The Official Blog of Mike Rayburn

[dt_gap height=”10″ /][dt_divider style=”thin” /][dt_gap height=”10″ /]

Ferguson, Michael Brown, and Becoming A Virtuoso

“Each person must live their life as a model for others.”-Rosa Parks

As a keynote speaker and writer I exhort people to make the choice to Become a “Virtuoso,” to create and live their highest vision of themselves in every area of life.

So, what in the world does Becoming a Virtuoso have to do with Michael Brown and Ferguson, MO?


In this tragic series of events we have seen a poignant display of the consequences of choosing less for ourselves, for having a limited vision of what all we can become, and for playing small. I feel for Michael Brown, so much so that I want his death to teach us something.

Michael Brown and his friend, Dorian Johnson robbed a convenience store (Michael Brown video), stealing cigarillos – a pathetic little crime – daring the owner to stop them. Michael was an immature little boy in a very large man’s body terrorizing a local business. He wasn’t stealing to feed a family, he was the classic bully. And from the video it’s pretty obvious this was not the first time he’d acted this way.

Evidence and witness testimony shows that when confronted later, an unarmed Michael Brown attacked Officer Wilson, tried to steal his weapon, and the altercation ended with Wilson fatally shooting Michael Brown.

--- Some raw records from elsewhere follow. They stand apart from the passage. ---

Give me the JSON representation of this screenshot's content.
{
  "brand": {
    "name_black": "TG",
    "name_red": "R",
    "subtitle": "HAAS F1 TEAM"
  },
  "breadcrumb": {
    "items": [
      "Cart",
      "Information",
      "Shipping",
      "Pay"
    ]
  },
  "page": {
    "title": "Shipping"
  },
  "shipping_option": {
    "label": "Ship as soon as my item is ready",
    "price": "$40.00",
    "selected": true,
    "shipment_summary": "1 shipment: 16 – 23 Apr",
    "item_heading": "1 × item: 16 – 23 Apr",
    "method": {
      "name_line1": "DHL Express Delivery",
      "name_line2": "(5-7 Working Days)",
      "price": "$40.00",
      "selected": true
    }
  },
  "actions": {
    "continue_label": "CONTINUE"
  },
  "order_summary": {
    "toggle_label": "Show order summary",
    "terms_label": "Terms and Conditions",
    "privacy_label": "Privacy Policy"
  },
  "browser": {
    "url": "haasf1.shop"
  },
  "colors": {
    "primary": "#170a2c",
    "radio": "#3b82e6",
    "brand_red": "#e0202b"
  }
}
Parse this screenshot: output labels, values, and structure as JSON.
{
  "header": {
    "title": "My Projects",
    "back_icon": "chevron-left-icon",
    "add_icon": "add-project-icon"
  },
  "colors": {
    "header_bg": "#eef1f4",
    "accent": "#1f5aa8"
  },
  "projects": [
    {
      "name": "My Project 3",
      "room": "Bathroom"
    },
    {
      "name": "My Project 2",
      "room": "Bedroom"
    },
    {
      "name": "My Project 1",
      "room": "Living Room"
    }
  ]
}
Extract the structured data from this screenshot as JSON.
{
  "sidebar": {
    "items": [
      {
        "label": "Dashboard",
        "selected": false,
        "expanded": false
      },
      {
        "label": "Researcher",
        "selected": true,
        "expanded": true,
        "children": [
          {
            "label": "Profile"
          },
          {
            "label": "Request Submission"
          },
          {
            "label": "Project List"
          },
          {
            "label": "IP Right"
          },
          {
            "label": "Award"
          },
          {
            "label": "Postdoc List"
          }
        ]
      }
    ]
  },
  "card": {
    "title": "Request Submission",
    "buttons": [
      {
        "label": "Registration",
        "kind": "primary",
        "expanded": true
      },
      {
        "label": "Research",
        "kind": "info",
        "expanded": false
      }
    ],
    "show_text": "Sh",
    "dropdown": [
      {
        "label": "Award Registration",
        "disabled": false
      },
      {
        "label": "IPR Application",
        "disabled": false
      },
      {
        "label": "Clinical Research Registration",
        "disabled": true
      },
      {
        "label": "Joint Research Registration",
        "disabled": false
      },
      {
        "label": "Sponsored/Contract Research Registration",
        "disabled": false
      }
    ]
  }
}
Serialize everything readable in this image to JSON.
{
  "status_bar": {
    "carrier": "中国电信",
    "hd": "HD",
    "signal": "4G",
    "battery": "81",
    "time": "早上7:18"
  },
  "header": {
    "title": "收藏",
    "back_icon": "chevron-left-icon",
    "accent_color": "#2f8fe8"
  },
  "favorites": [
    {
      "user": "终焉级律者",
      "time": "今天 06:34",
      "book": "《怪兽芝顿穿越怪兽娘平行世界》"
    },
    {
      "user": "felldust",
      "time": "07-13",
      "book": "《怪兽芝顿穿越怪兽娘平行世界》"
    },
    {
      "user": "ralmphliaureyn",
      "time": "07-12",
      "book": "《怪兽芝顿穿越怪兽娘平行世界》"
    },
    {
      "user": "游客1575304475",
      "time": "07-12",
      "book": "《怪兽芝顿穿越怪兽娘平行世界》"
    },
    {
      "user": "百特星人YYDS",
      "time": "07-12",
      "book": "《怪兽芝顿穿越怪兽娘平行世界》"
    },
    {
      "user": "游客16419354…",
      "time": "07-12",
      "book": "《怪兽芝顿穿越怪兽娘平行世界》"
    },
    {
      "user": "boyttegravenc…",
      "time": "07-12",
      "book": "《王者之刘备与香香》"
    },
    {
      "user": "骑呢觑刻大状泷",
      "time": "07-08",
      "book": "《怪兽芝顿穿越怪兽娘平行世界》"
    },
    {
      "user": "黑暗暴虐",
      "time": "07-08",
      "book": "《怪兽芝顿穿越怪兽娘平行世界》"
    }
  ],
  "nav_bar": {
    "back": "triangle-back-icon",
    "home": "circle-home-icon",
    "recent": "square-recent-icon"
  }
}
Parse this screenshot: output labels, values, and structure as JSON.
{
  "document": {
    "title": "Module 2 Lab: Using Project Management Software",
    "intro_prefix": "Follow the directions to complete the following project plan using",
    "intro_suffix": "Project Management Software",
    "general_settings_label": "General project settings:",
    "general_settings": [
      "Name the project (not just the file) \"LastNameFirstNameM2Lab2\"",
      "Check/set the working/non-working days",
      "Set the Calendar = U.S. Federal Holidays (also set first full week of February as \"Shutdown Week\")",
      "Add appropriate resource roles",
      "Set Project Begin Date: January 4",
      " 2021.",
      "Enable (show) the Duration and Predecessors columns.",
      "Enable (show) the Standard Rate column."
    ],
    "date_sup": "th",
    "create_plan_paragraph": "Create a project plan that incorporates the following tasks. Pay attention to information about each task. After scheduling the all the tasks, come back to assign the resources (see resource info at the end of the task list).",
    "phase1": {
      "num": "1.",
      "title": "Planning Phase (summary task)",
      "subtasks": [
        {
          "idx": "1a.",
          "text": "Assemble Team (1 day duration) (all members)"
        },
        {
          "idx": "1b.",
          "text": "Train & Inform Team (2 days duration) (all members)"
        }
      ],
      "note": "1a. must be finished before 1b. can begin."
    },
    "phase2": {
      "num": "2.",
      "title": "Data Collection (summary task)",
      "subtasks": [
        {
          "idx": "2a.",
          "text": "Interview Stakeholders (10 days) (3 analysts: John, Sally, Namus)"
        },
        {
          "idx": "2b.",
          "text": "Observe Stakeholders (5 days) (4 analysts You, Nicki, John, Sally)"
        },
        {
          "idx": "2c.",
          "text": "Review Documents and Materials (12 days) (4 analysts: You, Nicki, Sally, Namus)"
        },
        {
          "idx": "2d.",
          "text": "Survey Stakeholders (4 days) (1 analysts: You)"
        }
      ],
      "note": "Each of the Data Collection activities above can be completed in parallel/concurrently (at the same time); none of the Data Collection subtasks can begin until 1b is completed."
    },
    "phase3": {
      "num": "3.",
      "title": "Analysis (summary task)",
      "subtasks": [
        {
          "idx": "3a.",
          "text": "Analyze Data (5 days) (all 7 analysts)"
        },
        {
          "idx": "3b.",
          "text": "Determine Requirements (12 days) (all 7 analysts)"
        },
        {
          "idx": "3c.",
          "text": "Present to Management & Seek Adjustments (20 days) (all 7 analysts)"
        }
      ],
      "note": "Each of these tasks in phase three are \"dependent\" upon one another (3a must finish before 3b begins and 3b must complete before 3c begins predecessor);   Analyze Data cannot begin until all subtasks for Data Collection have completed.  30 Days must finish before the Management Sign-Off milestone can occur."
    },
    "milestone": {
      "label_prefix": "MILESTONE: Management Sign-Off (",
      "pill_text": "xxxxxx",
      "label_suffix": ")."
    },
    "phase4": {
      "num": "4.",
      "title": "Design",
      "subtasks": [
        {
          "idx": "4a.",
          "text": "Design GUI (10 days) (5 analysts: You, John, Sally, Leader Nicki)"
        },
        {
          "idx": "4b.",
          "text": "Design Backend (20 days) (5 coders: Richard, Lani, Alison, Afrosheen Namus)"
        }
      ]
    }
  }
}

Regardless of your opinion of the Grand Jury decision not to indict Officer Wilson, what I know for sure is this: Michael Brown was not being his best self that day, nor do I believe he had for a long time. Change any one of Michael Brown’s choices that day for the better and he’s still alive.  I suspect there had been a long series of poor choices, poor influences and actions that brought Michael to this place. I may be wrong but hear me out and then comment.

Did anyone show Michael Brown that his value as a person doesn’t come from ego and bravado, but from what Dr. Martin Luther King called “the content of his character?” Did anyone, beginning with Michael’s family, friends, and teachers, ever show him that he was capable of so much more? Did anyone ever, dare I say require Michael to live to a higher standard? Did anyone mentor and model for Michael what adult behavior is and it’s infinite rewards? Did anyone try to show Michael the beautiful Michael that God still sees?

Or… did his school let him slip through with passing marks for merely showing up and not bothering the teacher (as I watched many in my school do)? Did authorities in his life allow, condone, and even reward poor behavior? Did friends support and bow to his bully behavior rather than require more and try to lift him higher?

I recently spoke at an event with Magic Johnson who said this: “All kids need is a little help, a little hope and somebody who believes in them.”  It’s a simple point that is largely missed.
(Magic Johnson quote)

Now, to extrapolate, when certain protestors burn down their own neighborhoods and ruin local businesses in protest, and when certain leaders cry out for social justice while themselves pre-judging the situation and never addressing Michael’s own behavior, are they not validating, even encouraging behavior similar to Michael’s by others? Where is ANYONE asking each of us to live to a higher standard, just because it’s right?

When we expect, require and inspire little, that’s exactly what we get.

To be clear, most protestors and a few leaders have non-violently expressed their opinions on both sides, which is the only hope for real solutions to the larger problems this tragedy exposes. Unfortunately, those leaders are few and rarely given media attention.

I do know this: When we do not expect and require a child’s personal and moral best, we set them on a path of mediocrity, sub-standard life, or worse. And when we do not require the best of ourselves we force society and others to make up the difference.

God gave us the gift of free will. That means we’re free to be awesome, or not. Free to be responsible, or not. Free to rise above, or not.

This is why I ask people to make the choice to become a Virtuoso – a Life Virtuoso. I ask you to take responsibility, to create and live your highest vision of yourself, in every area of your life. And I ask the same of myself. I’m not saying that I am a Virtuoso and Lord knows I mess up more than most. The key is for us all to aspire to more for ourselves, and inspire more in others. That is the path of Becoming a Virtuoso.

Rosa Parks quote
Dr. Martin Luther King “I Have A Dream” speech:

To join Mike’s “Virtuoso Community” which launches in January, sign up on Mike’s email list and you will be notified. Email list click here.

Leave a Reply

Your email address will not be published. Required fields are marked *